● What you need to do
Go over the lines below, and when one contains the word "JSON", copy it.

+ + + + +

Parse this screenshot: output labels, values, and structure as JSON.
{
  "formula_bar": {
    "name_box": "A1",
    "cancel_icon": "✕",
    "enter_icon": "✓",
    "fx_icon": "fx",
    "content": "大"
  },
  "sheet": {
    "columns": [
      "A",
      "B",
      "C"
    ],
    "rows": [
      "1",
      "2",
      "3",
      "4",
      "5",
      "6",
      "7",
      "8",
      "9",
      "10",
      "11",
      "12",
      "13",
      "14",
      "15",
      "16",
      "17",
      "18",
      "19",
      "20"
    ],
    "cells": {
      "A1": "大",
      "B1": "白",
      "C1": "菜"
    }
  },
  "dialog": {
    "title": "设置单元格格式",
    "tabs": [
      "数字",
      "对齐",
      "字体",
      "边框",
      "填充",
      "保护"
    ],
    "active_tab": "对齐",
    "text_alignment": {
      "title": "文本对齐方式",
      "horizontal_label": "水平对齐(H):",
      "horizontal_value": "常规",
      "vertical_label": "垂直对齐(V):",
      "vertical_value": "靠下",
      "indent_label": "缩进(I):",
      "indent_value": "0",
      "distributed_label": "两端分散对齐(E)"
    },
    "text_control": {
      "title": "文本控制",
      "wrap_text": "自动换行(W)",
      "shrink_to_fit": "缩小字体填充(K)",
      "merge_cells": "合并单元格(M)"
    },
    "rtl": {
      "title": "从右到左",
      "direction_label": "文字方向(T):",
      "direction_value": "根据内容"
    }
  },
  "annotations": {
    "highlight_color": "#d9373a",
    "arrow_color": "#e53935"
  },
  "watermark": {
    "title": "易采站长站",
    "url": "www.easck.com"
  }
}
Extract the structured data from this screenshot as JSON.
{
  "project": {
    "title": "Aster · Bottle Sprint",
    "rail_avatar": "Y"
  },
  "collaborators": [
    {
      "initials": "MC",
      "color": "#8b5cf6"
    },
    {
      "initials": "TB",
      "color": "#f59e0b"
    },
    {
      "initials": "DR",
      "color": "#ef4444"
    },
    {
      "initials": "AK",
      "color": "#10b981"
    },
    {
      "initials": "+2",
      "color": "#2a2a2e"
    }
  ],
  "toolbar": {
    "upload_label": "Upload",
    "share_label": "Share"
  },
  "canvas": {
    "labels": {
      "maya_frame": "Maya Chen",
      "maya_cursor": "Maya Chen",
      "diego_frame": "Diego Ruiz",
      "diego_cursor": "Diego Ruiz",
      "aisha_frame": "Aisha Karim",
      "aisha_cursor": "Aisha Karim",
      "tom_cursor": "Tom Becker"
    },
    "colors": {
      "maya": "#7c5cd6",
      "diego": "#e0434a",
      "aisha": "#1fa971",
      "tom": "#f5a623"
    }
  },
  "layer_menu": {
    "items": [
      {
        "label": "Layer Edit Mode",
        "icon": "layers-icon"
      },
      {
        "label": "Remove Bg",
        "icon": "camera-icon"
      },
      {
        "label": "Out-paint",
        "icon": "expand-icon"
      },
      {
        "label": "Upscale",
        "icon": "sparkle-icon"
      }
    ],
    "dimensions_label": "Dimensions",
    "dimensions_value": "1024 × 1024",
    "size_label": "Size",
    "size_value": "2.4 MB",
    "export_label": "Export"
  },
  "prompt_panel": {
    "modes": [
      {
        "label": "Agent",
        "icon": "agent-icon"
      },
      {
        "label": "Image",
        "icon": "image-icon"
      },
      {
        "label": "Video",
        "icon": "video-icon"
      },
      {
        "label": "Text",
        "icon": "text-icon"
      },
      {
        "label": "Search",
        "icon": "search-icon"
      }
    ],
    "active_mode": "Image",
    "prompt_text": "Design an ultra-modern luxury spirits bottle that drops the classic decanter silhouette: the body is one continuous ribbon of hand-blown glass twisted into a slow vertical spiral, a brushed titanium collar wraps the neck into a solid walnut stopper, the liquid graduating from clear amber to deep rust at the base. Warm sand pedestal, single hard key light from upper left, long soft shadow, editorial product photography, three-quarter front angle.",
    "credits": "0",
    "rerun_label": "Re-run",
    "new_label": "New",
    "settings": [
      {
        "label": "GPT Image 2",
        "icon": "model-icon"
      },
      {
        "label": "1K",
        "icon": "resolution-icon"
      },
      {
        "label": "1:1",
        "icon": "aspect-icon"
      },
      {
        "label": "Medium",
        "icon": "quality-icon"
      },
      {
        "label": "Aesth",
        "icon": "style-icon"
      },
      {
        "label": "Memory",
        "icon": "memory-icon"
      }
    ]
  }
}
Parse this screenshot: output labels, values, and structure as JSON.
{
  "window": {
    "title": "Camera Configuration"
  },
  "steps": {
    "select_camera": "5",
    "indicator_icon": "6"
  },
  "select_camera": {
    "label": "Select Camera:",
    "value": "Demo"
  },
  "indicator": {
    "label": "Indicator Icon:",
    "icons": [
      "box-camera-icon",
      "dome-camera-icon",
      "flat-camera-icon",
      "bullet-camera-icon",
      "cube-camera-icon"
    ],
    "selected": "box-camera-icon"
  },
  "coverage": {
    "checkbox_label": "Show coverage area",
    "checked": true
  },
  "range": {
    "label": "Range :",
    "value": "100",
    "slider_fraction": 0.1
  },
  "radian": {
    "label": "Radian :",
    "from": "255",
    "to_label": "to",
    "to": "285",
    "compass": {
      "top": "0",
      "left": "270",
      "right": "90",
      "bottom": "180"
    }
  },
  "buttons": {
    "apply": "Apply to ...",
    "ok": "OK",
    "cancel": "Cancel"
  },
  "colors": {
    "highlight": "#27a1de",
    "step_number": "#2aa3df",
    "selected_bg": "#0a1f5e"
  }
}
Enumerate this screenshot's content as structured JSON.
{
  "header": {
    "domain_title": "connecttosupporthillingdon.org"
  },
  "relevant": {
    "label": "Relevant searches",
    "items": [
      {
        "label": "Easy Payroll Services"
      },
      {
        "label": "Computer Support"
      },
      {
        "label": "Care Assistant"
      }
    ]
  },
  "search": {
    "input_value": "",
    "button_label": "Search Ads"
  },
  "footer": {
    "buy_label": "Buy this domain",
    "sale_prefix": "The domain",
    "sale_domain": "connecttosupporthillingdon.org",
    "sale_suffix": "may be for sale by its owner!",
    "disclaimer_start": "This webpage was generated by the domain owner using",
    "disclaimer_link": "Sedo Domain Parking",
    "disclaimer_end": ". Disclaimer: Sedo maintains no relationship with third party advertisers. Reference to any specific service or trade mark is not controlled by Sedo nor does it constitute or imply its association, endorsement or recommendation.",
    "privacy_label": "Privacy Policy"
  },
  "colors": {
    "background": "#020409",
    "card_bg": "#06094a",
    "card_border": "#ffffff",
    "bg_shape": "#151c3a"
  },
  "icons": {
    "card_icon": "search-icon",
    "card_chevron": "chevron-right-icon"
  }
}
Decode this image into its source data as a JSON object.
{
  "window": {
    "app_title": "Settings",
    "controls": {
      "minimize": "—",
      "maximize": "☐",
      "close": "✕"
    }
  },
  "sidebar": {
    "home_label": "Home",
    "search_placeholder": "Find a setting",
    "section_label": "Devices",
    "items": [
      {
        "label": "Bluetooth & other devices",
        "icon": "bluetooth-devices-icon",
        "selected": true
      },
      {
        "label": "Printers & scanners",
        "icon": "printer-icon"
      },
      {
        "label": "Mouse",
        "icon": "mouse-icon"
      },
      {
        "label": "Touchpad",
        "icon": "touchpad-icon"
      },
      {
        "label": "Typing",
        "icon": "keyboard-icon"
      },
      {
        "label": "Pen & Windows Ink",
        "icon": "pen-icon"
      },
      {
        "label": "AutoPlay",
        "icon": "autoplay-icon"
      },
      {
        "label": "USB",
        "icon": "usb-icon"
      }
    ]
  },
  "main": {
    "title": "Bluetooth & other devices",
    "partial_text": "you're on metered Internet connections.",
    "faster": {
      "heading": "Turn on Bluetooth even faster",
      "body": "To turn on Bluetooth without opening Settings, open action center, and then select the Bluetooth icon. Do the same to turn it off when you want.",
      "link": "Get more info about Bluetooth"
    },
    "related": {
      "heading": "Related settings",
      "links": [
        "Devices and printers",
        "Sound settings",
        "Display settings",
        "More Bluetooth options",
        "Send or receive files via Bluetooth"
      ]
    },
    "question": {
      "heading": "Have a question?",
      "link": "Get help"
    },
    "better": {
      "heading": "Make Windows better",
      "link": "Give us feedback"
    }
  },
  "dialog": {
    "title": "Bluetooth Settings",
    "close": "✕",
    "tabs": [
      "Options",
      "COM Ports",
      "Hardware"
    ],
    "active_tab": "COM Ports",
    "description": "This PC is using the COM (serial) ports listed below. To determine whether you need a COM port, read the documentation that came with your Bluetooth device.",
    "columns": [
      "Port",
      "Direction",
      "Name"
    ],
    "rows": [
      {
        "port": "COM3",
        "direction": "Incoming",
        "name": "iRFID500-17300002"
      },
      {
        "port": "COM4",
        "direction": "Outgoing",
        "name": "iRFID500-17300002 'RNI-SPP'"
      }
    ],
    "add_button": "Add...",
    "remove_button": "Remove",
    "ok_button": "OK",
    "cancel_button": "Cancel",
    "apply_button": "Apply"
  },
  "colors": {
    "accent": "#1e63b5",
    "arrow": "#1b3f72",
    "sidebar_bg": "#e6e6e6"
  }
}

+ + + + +

● Exercise output
Parse this screenshot: output labels, values, and structure as JSON.
Extract the structured data from this screenshot as JSON.
Parse this screenshot: output labels, values, and structure as JSON.
Enumerate this screenshot's content as structured JSON.
Decode this image into its source data as a JSON object.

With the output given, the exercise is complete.